No… The central bankers want to protect and further enrich the big shots in the banking class? I can’t believe it.
I thought banks were paragons of “capitalism.” Right?
But rather than raising interest rates — a scary thought given how major Eurozone economies like Italy and Spain have come to depend on QE to keep servicing their public debt — the ECB plans to reduce competition in the banking sector by weeding out smaller banks. It’s a process that is already well under way, as Nouy explained in her speech:
Since 2008, the number of banks in the euro area has declined by about 20%, to around 5,000. And the number of bank employees has fallen by about 300,000, to 1.9 million. Total assets of the euro area banking sector peaked in 2012 at about 340% of GDP. Since then, they have fallen back to about 280% of GDP.
But this is not about shrinking the size of the banking sector; it’s about shrinking the number of players within it and in the process creating trans-European banking giants. To achieve that goal, all Europe needs are “brave banks” that are willing to conquer new territory:
Cross-border mergers would do more than just help the banking sector to shrink. They would also deepen integration. And this would take us closer to our goal of a truly European banking sector.

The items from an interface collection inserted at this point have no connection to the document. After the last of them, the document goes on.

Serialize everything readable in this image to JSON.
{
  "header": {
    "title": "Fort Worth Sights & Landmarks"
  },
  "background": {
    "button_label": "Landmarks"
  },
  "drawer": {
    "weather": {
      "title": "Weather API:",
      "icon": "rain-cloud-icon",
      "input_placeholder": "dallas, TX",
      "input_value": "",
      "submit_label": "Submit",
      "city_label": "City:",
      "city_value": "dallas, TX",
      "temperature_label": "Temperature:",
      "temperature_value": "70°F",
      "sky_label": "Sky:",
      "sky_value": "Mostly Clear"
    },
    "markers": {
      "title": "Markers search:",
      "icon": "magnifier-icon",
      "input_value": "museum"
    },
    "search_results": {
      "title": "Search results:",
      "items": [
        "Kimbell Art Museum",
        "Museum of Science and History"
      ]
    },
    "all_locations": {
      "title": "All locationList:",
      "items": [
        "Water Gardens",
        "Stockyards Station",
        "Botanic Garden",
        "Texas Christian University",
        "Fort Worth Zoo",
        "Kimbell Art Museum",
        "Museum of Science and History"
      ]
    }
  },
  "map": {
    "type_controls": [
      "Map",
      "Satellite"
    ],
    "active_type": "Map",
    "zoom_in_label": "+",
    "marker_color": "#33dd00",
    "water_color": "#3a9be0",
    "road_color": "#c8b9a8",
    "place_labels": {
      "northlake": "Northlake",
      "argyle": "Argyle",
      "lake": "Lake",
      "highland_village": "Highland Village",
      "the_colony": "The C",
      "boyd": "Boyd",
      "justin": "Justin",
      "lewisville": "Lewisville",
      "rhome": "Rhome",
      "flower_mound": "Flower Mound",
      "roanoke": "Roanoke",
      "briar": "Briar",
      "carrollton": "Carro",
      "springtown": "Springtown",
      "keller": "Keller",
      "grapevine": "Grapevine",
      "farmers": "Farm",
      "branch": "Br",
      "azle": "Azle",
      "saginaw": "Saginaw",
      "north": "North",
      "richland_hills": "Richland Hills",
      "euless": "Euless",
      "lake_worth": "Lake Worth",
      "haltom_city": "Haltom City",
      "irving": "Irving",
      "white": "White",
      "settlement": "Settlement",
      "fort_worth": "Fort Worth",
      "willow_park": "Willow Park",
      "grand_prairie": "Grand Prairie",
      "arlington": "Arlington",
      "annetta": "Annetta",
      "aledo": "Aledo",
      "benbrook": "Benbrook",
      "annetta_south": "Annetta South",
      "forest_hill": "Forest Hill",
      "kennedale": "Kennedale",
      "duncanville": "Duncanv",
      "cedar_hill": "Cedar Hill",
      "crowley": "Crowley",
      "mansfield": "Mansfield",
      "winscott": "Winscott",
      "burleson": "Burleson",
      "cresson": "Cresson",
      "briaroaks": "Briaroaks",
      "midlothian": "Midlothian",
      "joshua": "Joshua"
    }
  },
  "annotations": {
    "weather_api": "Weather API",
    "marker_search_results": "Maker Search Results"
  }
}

Cranking up the consolidation and concentration of Europe’s banking industry was one of the crowning goals of Europe’s banking union, as we warned over three years ago. But so far it’s been a dismal failure, for three main reasons.